Based on your mental (or actual) map of the world, answer a few simple questions:
- How much of South America is east of Miami, Florida?
- How much of Africa is north of the equator?
- Which city is further north – Paris, France or Montreal, Canada?
- Venice, Italy is located at the same latitude of what major American city?
- Which is bigger? The lower 48 United States or Brazil?
Last May, I pushed this out. It still seems relevant. So . . . today? A #mondaymemory post. Enjoy!
Need a brain break? Ready for some current event / world culture / global literacy questions?
Here ya go. Six basic questions covering events of the day and an awareness of the world around you. (Check your work at the bottom of the post.)
1. In which of these countries is a majority of the population Muslim?
a. South Africa
2. Which language is spoken by the most people in the world as their primary language?
b. Mandarin Chinese
3. Which country is the largest trading partner of the United States, based on the total dollar value of goods and services?
d. Saudi Arabia
4. Approximately what percentage of the United States federal budget is spent on foreign aid?
a. 1 percent
b. 5 percent
c. 12 percent
d. 30 percent
e. 40 percent
5. Which countries is the United States bound by treaty to protect if they are attacked? (select all that apply)
e. North Korea
g. South Korea
6. True or False
Over the past five years, the number of Mexicans leaving the United States and returning to Mexico has been greater than the number of Mexicans entering the United States. Read more
We’re always looking for ways to help kids see the big picture. To compare and contrast. Find differences and similarities. To break down stereotypes. Dollar Street and Gapminder can help.
Gapminder is a Swedish foundation that describes itself as a fact tank, not a think tank. It uses data to tell stories. Stories that can help us better understand the world we all live in. By using data visualization tools and photos, Gapminder can help your students explore vast amounts of global statistics.
They’ve got handy downloads and teacher resources. Check those out. But then head over to their new interactive tool called Dollar Street.

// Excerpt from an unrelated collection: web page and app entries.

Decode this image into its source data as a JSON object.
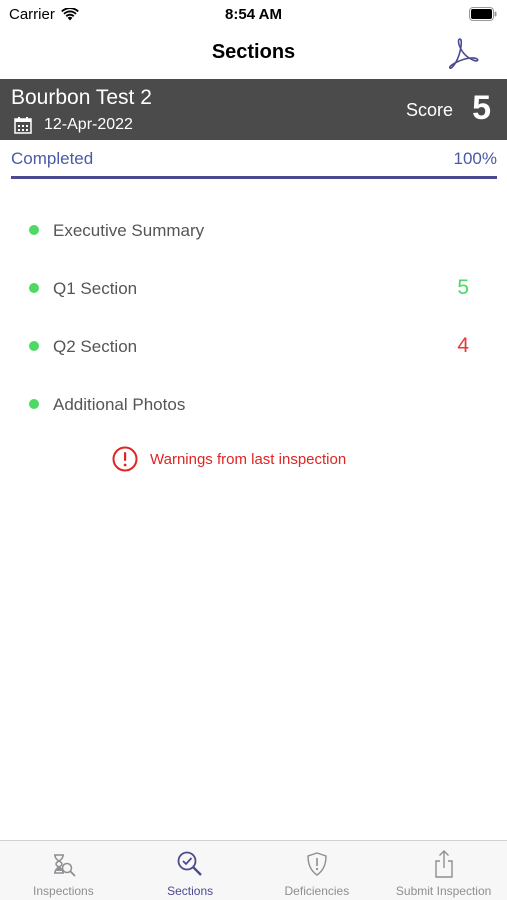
{
  "status_bar": {
    "carrier": "Carrier",
    "time": "8:54 AM"
  },
  "nav": {
    "title": "Sections",
    "pdf_icon": "pdf-icon"
  },
  "inspection": {
    "name": "Bourbon Test 2",
    "date": "12-Apr-2022",
    "score_label": "Score",
    "score_value": "5"
  },
  "progress": {
    "label": "Completed",
    "percent_text": "100%",
    "fraction": 1.0
  },
  "sections": [
    {
      "label": "Executive Summary",
      "score": "",
      "score_color": "#4cd964"
    },
    {
      "label": "Q1 Section",
      "score": "5",
      "score_color": "#4cd964"
    },
    {
      "label": "Q2 Section",
      "score": "4",
      "score_color": "#e53935"
    },
    {
      "label": "Additional Photos",
      "score": "",
      "score_color": "#4cd964"
    }
  ],
  "warning": {
    "text": "Warnings from last inspection",
    "color": "#e02424"
  },
  "tabs": [
    {
      "label": "Inspections",
      "icon": "hourglass-search-icon",
      "active": false
    },
    {
      "label": "Sections",
      "icon": "check-search-icon",
      "active": true
    },
    {
      "label": "Deficiencies",
      "icon": "shield-alert-icon",
      "active": false
    },
    {
      "label": "Submit Inspection",
      "icon": "share-icon",
      "active": false
    }
  ],
  "colors": {
    "accent": "#4b4a8f",
    "header_bg": "#4b4b4b",
    "dot_green": "#4cd964"
  }
}
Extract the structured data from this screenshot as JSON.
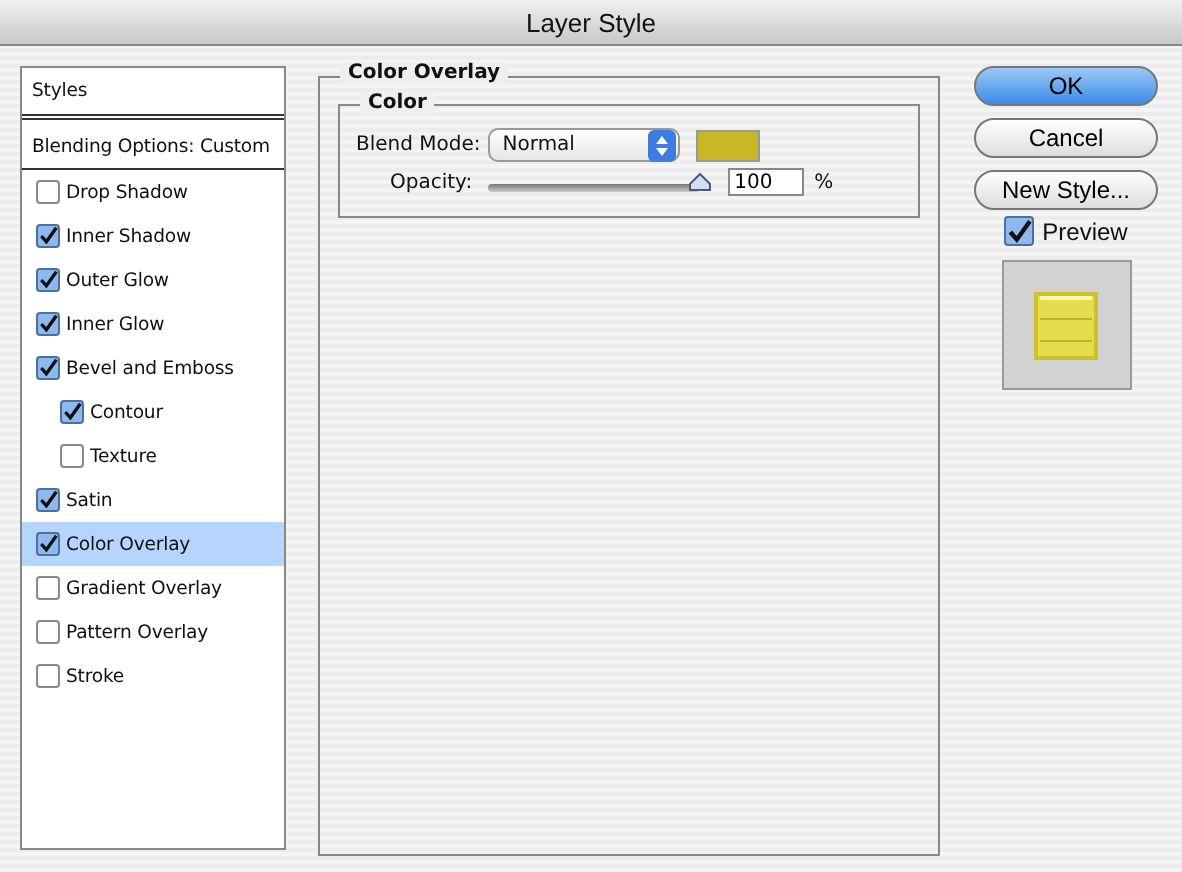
{
  "window": {
    "title": "Layer Style"
  },
  "styles_list": {
    "header": "Styles",
    "blending_options": "Blending Options: Custom",
    "items": [
      {
        "label": "Drop Shadow",
        "checked": false,
        "selected": false
      },
      {
        "label": "Inner Shadow",
        "checked": true,
        "selected": false
      },
      {
        "label": "Outer Glow",
        "checked": true,
        "selected": false
      },
      {
        "label": "Inner Glow",
        "checked": true,
        "selected": false
      },
      {
        "label": "Bevel and Emboss",
        "checked": true,
        "selected": false,
        "children": [
          {
            "label": "Contour",
            "checked": true,
            "selected": false
          },
          {
            "label": "Texture",
            "checked": false,
            "selected": false
          }
        ]
      },
      {
        "label": "Satin",
        "checked": true,
        "selected": false
      },
      {
        "label": "Color Overlay",
        "checked": true,
        "selected": true
      },
      {
        "label": "Gradient Overlay",
        "checked": false,
        "selected": false
      },
      {
        "label": "Pattern Overlay",
        "checked": false,
        "selected": false
      },
      {
        "label": "Stroke",
        "checked": false,
        "selected": false
      }
    ]
  },
  "panel": {
    "title": "Color Overlay",
    "group": "Color",
    "blend_mode_label": "Blend Mode:",
    "blend_mode": "Normal",
    "color": "#c9b826",
    "opacity_label": "Opacity:",
    "opacity": {
      "level": 1.0
    },
    "opacity_value": "100",
    "opacity_unit": "%"
  },
  "buttons": [
    {
      "label": "OK",
      "default": true
    },
    {
      "label": "Cancel",
      "default": false
    },
    {
      "label": "New Style...",
      "default": false
    }
  ],
  "preview": {
    "label": "Preview",
    "checked": true
  }
}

Imagine the world as a street. All the houses are lined up by income, the poor living to the left and the rich to the right. Everybody else somewhere in between. Where on the street do you live? How is your life the same and different than your neighbors from other parts of the world who share the same income level? With different income levels?
Dollar Street highlights 240 homes from around the world in a easy to use, searchable, visual database that gives you the tools to take students around the world. If you’ve ever used the excellent books – Material World: A Global Family Portrait or Hungry Planet: What the World Eats you’ve got a mental image of what Dollar Street looks like.
Tons of photos. Information about families. The ability to see how others around the world live and survive.
You start with a broad view – all the families, all the countries: Read more
It’s no secret that History Tech loves the maps. I still get a bit giddy whenever a new National Geographic mag shows up with a historical map insert. Cause . . . maps are cool.
So it’s not a surprise that I’m also in love with all things Google map related. There’s the basic Google Maps and Maps app. You’ve got both the original, downloadable – and by far the best – version of Google Earth and the new version of Google Earth they created so it would play nice with Chromebooks. You’ve got the relatively new Google My Maps. You’ve got the Street View and Expeditions apps. And there’s hundreds of third party tools using Google Map API code that do all sorts of fun things.
And then there’s the often forgotten little brother of the Google Map world – Google Tour Builder. Tour Builder came out about Read more
If you haven’t bookmarked Larry Ferlazzo’s Websites of the Day page yet, well . . . I’ll wait. Head over and take care of that.
Larry teaches ELL and mainstream kids in California while maintaining Websites of the Day, writing for the New York Times and Washington Post, teaching undergrad ed classes, and hosts a weekly podcast. And it’s all awesome.
I share this because I’m always finding something new and cool on Larry’s site. Yesterday was no different. Read more